For-profit groups or businesses may only use the meeting rooms if they are sponsoring a certain activity that helps build community and are not profiting monetarily, Baugher said. Activities in the libraries are required to be open to the public.

Baugher also sought a change in the deadline by which groups will need to make or renew standing reservations for the year, for meetings that occur at the same time and location on a regular basis. The deadline will be Dec. 15 instead of Dec. 31. Standing reservations will be permitted for one meeting per week.

Baugher asked the board to consider the changes and take a vote at the next meeting.

The board did vote to renew the standing policy regarding the non-resident fee, which is $175 per year. That’s based on the average operating expenditures per capita.

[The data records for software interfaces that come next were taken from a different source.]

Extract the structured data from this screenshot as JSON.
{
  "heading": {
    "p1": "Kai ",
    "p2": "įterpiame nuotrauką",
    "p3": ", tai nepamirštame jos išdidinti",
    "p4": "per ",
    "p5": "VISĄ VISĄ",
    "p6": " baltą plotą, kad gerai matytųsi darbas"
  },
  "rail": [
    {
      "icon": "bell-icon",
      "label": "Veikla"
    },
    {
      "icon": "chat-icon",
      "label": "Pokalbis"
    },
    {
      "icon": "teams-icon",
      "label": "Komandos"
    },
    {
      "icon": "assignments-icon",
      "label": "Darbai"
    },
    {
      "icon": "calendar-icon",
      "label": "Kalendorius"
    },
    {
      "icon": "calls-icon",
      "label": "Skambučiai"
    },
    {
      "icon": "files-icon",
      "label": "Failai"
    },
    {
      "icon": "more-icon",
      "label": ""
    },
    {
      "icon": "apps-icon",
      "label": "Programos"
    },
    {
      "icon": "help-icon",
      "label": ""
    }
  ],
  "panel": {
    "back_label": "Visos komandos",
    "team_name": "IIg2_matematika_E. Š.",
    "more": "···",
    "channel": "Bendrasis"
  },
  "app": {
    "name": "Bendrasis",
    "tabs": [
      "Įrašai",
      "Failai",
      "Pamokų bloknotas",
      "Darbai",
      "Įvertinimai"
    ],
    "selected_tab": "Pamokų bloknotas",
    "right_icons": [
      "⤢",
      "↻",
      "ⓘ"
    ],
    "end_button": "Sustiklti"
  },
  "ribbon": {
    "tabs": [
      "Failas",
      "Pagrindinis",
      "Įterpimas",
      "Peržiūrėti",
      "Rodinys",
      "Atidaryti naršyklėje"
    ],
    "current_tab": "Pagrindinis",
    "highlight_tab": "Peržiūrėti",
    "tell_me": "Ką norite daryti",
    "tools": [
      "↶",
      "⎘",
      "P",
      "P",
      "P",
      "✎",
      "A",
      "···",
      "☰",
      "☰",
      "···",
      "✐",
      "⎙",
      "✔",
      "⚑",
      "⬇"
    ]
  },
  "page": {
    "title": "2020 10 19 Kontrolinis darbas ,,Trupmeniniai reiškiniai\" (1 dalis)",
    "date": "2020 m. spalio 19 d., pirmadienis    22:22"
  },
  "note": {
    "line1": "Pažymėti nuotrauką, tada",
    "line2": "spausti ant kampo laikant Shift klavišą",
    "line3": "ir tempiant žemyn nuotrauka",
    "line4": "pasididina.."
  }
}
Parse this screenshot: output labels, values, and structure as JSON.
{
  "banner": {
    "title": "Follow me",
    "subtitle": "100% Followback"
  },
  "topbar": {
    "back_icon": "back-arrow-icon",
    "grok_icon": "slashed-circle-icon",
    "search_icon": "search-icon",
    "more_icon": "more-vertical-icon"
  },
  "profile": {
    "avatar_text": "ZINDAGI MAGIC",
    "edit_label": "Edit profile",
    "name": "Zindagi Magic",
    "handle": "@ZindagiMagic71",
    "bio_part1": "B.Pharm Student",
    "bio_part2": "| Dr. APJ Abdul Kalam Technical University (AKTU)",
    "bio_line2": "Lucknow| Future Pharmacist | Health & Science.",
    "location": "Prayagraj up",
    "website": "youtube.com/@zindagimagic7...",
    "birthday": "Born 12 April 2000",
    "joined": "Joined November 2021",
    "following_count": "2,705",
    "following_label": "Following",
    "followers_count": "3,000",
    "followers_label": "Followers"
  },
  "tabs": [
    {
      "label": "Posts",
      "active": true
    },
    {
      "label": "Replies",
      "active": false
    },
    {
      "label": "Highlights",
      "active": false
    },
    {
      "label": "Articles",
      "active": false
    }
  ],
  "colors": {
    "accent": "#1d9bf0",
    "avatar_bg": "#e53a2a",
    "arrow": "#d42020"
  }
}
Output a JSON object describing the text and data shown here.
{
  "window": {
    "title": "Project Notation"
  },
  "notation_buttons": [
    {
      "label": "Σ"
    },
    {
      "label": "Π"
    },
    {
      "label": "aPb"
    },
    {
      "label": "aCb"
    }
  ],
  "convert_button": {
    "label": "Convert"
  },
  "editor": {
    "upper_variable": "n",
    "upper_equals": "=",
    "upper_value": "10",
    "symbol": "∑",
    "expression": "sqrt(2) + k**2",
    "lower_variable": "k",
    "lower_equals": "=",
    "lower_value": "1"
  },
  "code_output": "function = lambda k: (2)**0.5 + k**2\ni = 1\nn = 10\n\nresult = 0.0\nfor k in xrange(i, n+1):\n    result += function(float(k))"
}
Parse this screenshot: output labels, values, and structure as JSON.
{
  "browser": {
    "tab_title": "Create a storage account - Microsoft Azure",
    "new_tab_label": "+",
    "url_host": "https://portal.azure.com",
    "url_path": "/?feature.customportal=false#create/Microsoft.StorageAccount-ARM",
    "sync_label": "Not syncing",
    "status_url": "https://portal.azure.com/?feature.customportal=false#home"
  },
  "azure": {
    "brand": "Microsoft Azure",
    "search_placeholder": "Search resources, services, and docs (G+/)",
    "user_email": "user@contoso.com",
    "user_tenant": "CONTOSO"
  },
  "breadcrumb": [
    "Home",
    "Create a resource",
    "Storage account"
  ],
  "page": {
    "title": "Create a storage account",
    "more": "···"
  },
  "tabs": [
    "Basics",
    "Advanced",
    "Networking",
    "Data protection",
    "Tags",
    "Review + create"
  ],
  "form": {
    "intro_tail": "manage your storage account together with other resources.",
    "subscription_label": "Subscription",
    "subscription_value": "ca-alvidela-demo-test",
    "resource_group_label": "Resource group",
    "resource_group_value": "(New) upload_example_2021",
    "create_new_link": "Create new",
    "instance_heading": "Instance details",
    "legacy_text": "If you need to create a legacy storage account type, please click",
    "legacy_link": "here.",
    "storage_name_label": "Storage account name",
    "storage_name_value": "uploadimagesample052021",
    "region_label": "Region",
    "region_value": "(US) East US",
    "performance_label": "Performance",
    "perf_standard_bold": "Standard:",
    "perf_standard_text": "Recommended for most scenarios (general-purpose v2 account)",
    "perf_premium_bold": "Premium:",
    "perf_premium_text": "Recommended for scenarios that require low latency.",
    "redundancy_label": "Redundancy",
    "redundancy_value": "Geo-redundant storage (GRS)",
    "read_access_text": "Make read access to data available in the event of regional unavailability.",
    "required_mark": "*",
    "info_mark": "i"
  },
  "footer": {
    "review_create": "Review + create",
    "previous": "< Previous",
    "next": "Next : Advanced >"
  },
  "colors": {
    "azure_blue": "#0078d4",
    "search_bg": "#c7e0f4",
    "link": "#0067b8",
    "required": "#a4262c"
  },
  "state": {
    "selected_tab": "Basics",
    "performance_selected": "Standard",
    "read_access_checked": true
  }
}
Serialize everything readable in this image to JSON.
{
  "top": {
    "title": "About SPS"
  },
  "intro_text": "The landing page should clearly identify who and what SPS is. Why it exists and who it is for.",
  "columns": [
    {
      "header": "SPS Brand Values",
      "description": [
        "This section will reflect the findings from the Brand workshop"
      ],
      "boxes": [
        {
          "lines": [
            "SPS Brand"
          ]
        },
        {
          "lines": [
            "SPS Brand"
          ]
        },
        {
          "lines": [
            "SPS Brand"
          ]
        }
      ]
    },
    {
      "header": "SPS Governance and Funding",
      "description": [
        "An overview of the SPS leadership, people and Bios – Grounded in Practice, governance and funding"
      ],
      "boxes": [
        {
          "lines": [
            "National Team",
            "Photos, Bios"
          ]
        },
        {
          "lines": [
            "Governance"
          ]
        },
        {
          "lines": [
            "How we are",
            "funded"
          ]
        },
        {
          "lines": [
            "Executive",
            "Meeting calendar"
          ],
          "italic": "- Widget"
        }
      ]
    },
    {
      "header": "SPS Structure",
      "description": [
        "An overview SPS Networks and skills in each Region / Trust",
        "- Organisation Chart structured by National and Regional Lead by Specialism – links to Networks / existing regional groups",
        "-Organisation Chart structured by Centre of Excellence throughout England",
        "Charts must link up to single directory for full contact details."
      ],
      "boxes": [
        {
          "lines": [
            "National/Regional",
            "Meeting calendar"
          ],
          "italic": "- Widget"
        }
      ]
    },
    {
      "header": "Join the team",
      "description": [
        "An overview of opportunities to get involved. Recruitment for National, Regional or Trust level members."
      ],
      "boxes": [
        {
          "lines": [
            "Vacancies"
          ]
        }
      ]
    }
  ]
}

Cameras for tutor rooms

In equipment purchases, Baugher proposed installing security cameras in the Thomas Library’s Bertha Wood room for the safety of both students and the volunteer tutors, who will now be asked to use the room for tutoring sessions.

Baugher said the tutoring sessions on the main floor have garnered some complaints from patrons wanting to read or work quietly. Requiring the sessions be held in the meeting room could solve that, he said.

Board members Michelle Corazzo and Drew Rhed suggested that, for added safety, the doors to the meeting room remain open during tutoring sessions. Baugher agreed that would be a possibility.

WPL has in its policies already that volunteer tutors have background checks when they fill out an application with the library, Baugher said.

Vacant positions

With Thomas Branch Librarian Leea Yelich succeeding Baugher as WPL Director in September, candidates will be sought to fill the branch librarian position. The minimum salary is $38,000.

Those who apply will need to have a degree related to library sciences in order to be considered.

Additionally, Baugher said a job opening notice will be posted this week for a circulation manager position with a proposed starting salary of $25,000.

Baugher said WPL plans to have an open house in September for community members to meet Yelich, welcoming her as the new director. He will introduce her to the Chesterton Rotary at its meeting on May 26, and other upcoming community events.

“We don’t want the ghost of directors past haunting over our events. We’d like to introduce (Yelich) to the community,” Baugher said.

Book sale

Baugher said the Friends of the Library raised $4,595 in sales during its spring sale last month, with $542 in memberships. The Friends plan on giving WPL a donation of $7,000.

E-book service

Baugher announced the OverDrive service will discontinue offering audiobooks on Windows Media Player formats, which will reduce the available audiobooks at WPL by about 10 percent, Baugher said. WPL’s newer service, Hoopla, however has just added E-books to be checked out by patrons along with comic books.

Hoopla has been well received, Baugher added, and WPL is on track to spend $12,000 to provide the service this year.

Web statistics

The board received statistical data from WPL’s IT manager Joe Harry regarding visitors to the Library’s website.

Harry has started using Google Analytics, which can monitor the number of site visits and sessions, how long the pages are being looked at, and where the site visitor is from, even from half way around the world.

Harry said that the site received approximately 10,000 visits last month, which seemed to pleasantly surprise the board.

On a related note, Baugher said that a link will be put on the WPL website sometime before July 2016 for visitors to access the Indiana Department of Local Government Finance’s Gateway system and examine the budgets and financial data of the library.

This is due to a new state law passed this year, SB 369, requiring local governments to post finances on the internet for the public to view.



Posted 5/15/2015